Find the string "title" in the records. Copy every line it appears in.

> **DATA EXTRACT**:
──────────

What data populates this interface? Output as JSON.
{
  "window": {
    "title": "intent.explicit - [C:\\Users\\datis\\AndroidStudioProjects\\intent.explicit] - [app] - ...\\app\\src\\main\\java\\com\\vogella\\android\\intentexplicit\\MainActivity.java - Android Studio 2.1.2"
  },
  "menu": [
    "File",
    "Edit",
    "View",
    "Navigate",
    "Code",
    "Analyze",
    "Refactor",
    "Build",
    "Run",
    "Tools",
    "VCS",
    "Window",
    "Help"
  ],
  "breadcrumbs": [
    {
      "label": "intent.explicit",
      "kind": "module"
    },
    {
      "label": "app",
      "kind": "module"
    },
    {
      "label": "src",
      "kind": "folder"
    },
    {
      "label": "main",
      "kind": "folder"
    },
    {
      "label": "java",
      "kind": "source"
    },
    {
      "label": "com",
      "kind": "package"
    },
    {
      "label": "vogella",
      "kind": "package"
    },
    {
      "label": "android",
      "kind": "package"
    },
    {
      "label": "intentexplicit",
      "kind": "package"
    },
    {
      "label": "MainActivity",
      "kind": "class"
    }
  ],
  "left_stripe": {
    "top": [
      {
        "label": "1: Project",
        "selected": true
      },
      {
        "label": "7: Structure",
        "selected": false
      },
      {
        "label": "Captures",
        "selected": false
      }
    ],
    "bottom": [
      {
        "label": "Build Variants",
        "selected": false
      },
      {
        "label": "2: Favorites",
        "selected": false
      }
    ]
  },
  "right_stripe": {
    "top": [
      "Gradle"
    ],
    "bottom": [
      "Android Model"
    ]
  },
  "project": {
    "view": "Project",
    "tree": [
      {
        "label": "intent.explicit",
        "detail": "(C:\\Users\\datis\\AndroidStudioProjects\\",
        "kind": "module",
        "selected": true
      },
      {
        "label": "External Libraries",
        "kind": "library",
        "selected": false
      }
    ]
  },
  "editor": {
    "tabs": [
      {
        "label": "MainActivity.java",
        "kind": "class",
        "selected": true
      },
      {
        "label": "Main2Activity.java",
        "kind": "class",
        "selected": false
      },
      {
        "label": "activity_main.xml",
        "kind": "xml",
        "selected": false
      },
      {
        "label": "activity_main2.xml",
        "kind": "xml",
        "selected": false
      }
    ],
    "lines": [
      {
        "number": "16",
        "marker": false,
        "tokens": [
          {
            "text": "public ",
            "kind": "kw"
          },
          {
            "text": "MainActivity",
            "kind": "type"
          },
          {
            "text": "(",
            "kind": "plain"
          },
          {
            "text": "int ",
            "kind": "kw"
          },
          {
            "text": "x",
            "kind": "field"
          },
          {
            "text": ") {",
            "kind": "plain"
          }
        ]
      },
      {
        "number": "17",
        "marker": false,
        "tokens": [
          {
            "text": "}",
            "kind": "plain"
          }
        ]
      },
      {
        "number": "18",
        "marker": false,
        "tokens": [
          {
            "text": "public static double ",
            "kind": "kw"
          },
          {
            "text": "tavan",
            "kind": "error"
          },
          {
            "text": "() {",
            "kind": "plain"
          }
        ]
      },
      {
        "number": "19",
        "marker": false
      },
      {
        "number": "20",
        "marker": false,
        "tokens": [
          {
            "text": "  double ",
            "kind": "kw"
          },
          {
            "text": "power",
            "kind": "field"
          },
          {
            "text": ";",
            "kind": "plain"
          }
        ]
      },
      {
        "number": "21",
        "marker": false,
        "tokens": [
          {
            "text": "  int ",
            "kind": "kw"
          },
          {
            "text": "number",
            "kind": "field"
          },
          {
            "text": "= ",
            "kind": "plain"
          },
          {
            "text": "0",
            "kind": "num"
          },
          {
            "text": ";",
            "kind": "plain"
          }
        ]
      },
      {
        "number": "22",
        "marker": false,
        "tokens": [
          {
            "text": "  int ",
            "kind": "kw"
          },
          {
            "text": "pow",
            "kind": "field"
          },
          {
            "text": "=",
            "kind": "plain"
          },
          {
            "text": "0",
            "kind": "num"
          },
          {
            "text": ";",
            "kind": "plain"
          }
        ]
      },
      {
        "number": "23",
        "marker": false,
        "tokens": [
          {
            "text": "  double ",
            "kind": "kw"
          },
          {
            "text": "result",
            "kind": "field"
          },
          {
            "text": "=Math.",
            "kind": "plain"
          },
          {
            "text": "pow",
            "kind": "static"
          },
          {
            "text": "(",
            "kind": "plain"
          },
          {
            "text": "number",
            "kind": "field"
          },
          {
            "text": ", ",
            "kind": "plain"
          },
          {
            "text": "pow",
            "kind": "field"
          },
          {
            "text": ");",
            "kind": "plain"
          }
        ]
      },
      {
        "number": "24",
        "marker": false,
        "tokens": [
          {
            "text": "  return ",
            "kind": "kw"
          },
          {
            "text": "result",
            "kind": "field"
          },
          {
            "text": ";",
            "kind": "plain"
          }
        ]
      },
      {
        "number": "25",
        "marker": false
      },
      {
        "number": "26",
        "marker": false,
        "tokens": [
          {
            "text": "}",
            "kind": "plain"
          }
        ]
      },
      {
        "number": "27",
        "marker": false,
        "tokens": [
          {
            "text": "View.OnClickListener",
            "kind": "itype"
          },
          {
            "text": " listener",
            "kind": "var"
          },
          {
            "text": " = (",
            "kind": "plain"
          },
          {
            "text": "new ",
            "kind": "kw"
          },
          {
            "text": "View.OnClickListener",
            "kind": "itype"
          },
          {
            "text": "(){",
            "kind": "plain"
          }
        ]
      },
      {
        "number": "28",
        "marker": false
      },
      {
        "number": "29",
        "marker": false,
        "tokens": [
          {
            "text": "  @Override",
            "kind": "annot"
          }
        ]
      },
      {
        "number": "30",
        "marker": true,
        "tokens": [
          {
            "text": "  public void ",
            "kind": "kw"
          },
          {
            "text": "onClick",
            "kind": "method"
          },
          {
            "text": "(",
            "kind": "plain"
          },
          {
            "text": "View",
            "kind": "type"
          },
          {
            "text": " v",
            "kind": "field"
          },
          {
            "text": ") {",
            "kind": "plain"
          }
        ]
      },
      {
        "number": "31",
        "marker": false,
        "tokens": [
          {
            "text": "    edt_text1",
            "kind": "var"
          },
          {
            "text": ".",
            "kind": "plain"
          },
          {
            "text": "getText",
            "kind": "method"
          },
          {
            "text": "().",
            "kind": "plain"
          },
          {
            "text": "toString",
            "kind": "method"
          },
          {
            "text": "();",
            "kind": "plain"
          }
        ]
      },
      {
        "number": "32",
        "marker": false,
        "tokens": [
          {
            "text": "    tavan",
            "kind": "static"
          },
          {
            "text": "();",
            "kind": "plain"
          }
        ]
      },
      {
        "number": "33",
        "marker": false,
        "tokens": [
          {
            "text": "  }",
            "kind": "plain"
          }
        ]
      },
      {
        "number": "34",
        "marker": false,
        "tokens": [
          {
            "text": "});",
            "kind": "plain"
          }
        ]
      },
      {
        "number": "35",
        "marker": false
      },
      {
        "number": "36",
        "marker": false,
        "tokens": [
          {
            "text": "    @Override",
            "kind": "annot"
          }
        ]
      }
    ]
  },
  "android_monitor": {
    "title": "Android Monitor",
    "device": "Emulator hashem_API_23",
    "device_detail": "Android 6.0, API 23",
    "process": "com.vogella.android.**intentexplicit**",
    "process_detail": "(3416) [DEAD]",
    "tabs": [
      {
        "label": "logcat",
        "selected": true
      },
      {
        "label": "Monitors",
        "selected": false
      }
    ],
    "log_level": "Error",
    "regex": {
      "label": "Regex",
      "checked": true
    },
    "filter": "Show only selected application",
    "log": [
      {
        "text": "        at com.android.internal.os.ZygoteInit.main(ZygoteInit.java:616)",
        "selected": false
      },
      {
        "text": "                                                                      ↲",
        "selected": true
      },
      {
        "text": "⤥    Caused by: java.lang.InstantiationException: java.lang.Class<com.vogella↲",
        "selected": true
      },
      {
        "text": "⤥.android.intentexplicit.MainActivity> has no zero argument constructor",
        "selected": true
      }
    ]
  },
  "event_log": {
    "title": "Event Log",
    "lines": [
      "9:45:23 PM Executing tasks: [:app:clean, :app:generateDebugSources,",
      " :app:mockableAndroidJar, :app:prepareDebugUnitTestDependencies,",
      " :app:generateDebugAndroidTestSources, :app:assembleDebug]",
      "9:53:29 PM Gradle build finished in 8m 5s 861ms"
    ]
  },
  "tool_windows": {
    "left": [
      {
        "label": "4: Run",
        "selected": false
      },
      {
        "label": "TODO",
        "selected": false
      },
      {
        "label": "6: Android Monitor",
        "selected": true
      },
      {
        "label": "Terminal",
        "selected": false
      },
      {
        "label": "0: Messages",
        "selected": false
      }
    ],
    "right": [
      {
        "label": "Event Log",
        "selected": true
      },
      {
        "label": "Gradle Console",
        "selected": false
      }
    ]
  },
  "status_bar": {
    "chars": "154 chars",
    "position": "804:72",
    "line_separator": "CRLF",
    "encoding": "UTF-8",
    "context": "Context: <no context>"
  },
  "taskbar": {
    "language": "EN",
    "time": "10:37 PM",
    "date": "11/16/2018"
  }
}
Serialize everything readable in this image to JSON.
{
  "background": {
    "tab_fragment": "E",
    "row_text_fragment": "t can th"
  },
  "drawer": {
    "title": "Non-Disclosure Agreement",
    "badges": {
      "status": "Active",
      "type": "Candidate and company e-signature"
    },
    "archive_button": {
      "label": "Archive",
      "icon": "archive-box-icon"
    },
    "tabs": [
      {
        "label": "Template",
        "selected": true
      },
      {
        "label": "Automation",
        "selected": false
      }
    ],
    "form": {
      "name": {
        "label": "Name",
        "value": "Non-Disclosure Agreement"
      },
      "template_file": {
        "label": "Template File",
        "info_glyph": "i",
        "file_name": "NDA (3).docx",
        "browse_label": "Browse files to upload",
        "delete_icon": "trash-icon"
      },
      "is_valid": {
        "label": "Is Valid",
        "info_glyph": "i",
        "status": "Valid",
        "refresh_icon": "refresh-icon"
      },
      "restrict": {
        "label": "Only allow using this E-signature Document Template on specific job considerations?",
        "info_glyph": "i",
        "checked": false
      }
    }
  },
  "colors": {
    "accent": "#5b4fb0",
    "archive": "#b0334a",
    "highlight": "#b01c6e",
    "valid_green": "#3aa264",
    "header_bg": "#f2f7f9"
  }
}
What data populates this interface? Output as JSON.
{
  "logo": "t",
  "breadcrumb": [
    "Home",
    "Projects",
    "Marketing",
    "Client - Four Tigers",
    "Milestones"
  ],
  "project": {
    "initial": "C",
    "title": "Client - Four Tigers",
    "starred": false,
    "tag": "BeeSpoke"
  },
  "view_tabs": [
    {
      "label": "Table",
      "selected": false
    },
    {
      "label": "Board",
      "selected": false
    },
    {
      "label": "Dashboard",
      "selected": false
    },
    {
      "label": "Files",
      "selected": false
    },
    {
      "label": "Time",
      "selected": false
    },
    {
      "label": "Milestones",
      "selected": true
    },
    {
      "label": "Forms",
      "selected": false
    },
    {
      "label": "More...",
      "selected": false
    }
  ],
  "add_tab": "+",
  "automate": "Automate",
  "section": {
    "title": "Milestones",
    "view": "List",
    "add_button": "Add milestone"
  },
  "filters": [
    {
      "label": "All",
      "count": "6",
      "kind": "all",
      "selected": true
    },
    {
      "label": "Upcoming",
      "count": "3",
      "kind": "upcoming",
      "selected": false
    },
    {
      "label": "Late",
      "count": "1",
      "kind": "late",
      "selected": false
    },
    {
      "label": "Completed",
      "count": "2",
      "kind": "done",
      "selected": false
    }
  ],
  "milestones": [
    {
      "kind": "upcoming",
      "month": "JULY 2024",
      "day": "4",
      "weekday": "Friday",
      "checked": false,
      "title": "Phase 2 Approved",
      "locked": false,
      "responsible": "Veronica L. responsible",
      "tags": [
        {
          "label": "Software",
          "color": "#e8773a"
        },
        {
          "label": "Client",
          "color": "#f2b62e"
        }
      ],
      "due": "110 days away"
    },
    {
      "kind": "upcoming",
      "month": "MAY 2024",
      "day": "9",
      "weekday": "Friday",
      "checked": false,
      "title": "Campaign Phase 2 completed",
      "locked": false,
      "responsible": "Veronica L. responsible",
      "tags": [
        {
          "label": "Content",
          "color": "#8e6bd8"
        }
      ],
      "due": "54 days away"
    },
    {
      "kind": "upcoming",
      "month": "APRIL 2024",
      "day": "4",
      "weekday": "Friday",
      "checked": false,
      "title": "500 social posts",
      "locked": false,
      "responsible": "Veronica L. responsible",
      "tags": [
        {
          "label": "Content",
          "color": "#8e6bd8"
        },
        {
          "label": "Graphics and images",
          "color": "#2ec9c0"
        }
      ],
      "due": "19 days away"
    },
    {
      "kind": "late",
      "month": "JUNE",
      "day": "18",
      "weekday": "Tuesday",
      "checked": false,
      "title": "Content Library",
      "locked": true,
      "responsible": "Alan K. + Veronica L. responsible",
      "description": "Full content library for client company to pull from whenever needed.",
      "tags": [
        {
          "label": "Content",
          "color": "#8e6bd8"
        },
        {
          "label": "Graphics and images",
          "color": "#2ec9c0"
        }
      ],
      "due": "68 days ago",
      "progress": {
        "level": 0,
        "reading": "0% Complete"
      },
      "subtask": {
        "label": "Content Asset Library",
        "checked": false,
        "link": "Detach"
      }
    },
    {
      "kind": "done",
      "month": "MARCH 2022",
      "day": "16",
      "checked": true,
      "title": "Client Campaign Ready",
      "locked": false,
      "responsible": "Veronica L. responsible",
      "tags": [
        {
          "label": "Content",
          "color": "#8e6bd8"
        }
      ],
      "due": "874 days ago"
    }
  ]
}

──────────

> **RESULT OF THE EXERCISE**:
    "title": "intent.explicit - [C:\\Users\\datis\\AndroidStudioProjects\\intent.explicit] - [app] - ...\\app\\src\\main\\java\\com\\vogella\\android\\intentexplicit\\MainActivity.java - Android Studio 2.1.2"
    "title": "Android Monitor",
    "title": "Event Log",
    "title": "Non-Disclosure Agreement",
    "title": "Client - Four Tigers",
    "title": "Milestones",
      "title": "Phase 2 Approved",
      "title": "Campaign Phase 2 completed",
      "title": "500 social posts",
      "title": "Content Library",
      "title": "Client Campaign Ready",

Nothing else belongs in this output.